3. Fasting Your Dog
When your pup has the runs, it’s best to let him fast for each day, although he should have access to fresh, clean water. Fasting lets his intestine relax and rebuild itself. Very old dogs, puppies and little dogs aren’t good candidates for a quick, however, as their bodies require constant nutrition.
4. Supplements for Diarrhea
Probiotic supplements, or some plain yoghurt, can help get your dog’s intestinal tract back in shape. Probiotic supplements are available over-the-counter for canines, but certain canine probiotics are available only from veterinarians. you’ll want to continue using probiotics to take care of your dog’s gut health after his stools return to normal.
5. Over-the-Counter Medications
Over-the-counter, human, anti-diarrheal medicines containing bismuth sub salicylate (such as Pepto-Bismol) that aid dogs with diarrhea, but together with your veterinarian, don’t give your pet any medications on faith. Your vet can recommend the simplest sort of medication for your dog and allow you to know the right dosage.
Prevention To Stop Diarrhea In Dogs
Although in some cases diarrhea is unavoidable, there are some things which may help reduce the likelihood of it occurring:
- Provide your dog with a healthy, diet and exercise him regularly
- Keep up so far with vaccinations
- Make sure your dog is freed from parasites. inspect our parasite prevention tips for more information
- Hold food and litter wasted out of reach and stop feeding your dog scraps
- Ensure your dog doesn’t eat material or faeces or drink from puddles while out walking
- Minimize stress to his environment
Treatment To Stop Diarrhea In Dogs
If your dog has diarrhoea, it’s important to treat it directly.
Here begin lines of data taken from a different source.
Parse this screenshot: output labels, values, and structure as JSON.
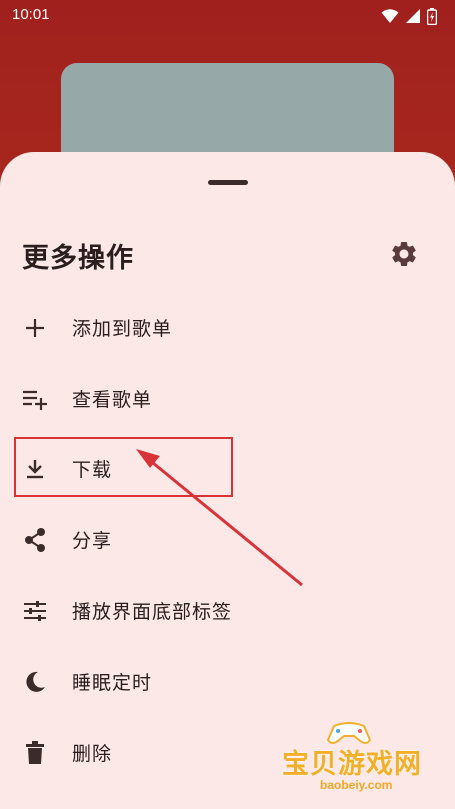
{
  "status_bar": {
    "time": "10:01"
  },
  "sheet": {
    "title": "更多操作",
    "items": [
      {
        "label": "添加到歌单",
        "icon": "plus-icon"
      },
      {
        "label": "查看歌单",
        "icon": "playlist-add-icon"
      },
      {
        "label": "下载",
        "icon": "download-icon"
      },
      {
        "label": "分享",
        "icon": "share-icon"
      },
      {
        "label": "播放界面底部标签",
        "icon": "tune-icon"
      },
      {
        "label": "睡眠定时",
        "icon": "moon-icon"
      },
      {
        "label": "删除",
        "icon": "trash-icon"
      }
    ]
  },
  "watermark": {
    "name": "宝贝游戏网",
    "url": "baobeiy.com"
  },
  "colors": {
    "sheet_bg": "#fce8e7",
    "accent": "#a0201e",
    "icon": "#3c2b2b",
    "annotation": "#d9333a"
  }
}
In most cases, the symptoms of diarrhoea will pass after each day approximately, and withholding food for twenty-four hours will let your dog’s alimentary canal rest and recover.
While your dog is fasting, encourage him to drink much water to avoid dehydration and monitor his symptoms closely. Start easing your dog back on food after 24 hours by feeding him 3-4 small meals all day long. choose bland, easily digestible foods like polished rice, pot cheese, yoghurt, cooked macaroni or oatmeal, or high protein foods like eggs or chicken without the skin. stick with this diet until your dog’s symptoms improve and his routine returns to normal.
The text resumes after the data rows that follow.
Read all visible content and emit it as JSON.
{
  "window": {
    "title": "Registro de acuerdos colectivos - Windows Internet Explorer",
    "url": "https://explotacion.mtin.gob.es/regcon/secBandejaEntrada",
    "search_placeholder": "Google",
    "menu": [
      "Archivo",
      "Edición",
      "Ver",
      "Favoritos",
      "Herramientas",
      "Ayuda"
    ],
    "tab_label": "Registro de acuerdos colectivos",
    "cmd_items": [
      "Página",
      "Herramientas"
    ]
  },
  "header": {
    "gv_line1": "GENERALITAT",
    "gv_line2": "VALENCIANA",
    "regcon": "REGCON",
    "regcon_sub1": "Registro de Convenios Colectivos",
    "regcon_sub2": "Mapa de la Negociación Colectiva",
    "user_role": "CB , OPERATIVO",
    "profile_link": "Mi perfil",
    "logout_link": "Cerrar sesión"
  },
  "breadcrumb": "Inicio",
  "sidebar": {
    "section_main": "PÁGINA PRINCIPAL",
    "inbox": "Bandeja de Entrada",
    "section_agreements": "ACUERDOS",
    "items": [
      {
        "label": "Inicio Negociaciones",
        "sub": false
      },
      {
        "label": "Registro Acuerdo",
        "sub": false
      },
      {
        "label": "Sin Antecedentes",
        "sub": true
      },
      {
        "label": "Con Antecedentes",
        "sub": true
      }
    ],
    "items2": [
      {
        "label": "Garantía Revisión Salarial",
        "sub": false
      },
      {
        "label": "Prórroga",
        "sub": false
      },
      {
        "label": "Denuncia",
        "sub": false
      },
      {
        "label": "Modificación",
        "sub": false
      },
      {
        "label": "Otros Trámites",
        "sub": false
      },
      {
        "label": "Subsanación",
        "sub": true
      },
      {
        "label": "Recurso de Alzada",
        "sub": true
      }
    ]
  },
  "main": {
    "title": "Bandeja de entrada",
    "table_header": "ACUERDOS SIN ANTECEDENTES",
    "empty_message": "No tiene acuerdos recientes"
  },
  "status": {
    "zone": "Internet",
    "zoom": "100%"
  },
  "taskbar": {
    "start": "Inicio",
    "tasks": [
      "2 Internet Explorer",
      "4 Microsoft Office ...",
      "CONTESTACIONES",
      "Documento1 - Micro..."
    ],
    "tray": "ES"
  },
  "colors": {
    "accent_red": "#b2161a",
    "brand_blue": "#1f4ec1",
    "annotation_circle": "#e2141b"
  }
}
Fasting might not be appropriate for puppies, elderly dogs, and smaller breeds as they require more nutrients, and puppies can become dehydrated very quickly, so please consult your vet if you are feeling withholding food might not be suitable for your dog.
When Do You Have To Consult Your Veterinarian?
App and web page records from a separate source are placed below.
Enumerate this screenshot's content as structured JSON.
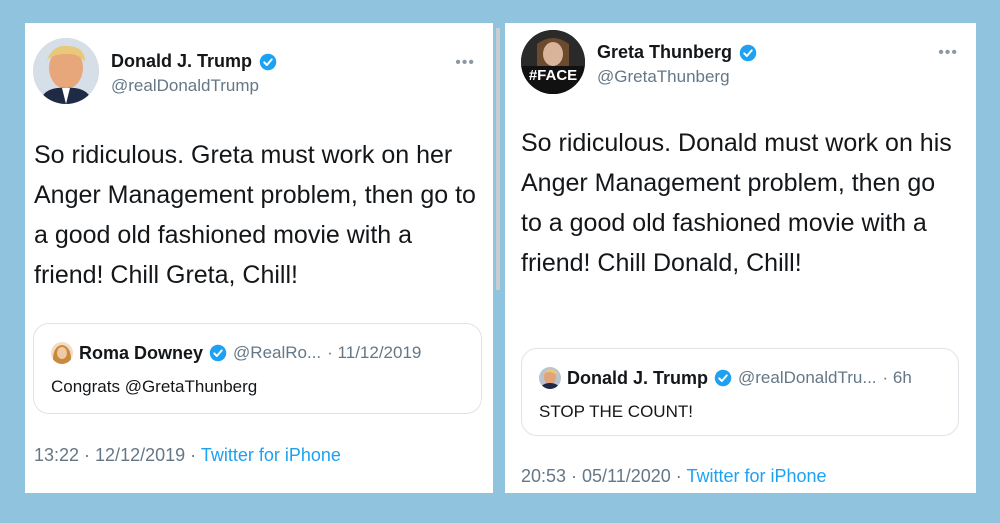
{
  "left_tweet": {
    "name": "Donald J. Trump",
    "handle": "@realDonaldTrump",
    "text": "So ridiculous. Greta must work on her Anger Management problem, then go to a good old fashioned movie with a friend! Chill Greta, Chill!",
    "quoted": {
      "name": "Roma Downey",
      "handle": "@RealRo...",
      "time": "· 11/12/2019",
      "text": "Congrats @GretaThunberg"
    },
    "timestamp": "13:22 · 12/12/2019 · ",
    "source": "Twitter for iPhone"
  },
  "right_tweet": {
    "name": "Greta Thunberg",
    "handle": "@GretaThunberg",
    "avatar_overlay_text": "#FACE",
    "text": "So ridiculous. Donald must work on his Anger Management problem, then go to a good old fashioned movie with a friend! Chill Donald, Chill!",
    "quoted": {
      "name": "Donald J. Trump",
      "handle": "@realDonaldTru...",
      "time": "· 6h",
      "text": "STOP THE COUNT!"
    },
    "timestamp": "20:53 · 05/11/2020 · ",
    "source": "Twitter for iPhone"
  },
  "colors": {
    "background": "#8fc3de",
    "verified": "#1da1f2",
    "link": "#1da1f2",
    "muted": "#657786"
  },
  "icons": [
    "verified-badge-icon",
    "more-options-icon"
  ]
}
If diarrhea continues for quite each day, or if your dog experiences other symptoms like dehydration, lethargy, fever, vomiting, decreased appetite, or if you notice dark-coloured or bloody stools, then it might be linked to something more serious. Dry and tacky gums are a sign of dehydration, and you ought to consult your vet immediately if your dog is experiencing any of those symptoms.
It’s also important to hunt advice from your veterinarian if your dog features a pre-existing medical condition like diabetes or cancer, or is taking medication like antibiotics. If you think that your dog makes has eaten something toxic, take him to your nearest veterinary hospital directly.
Knowing what’s normal for your dog is vital, and if his diarrhea continues longer than usual or if you’ve got any concerns in the least, consult your veterinarian for advice. albeit diarrhea does end up to be triggered by something minor, it’s always better to be safe than sorry.
Sometimes, all it takes may be a little bit of home look after your canine companion to urge better when he has diarrhea. It’s important to twiddling my thumbs and call your vet if you’ve got any questions along the way. However, if your dog’s condition doesn’t improve, or if other symptoms become apparent, a meeting together with your vet will allow you to offer your pooch the simplest treatments for his digestive health.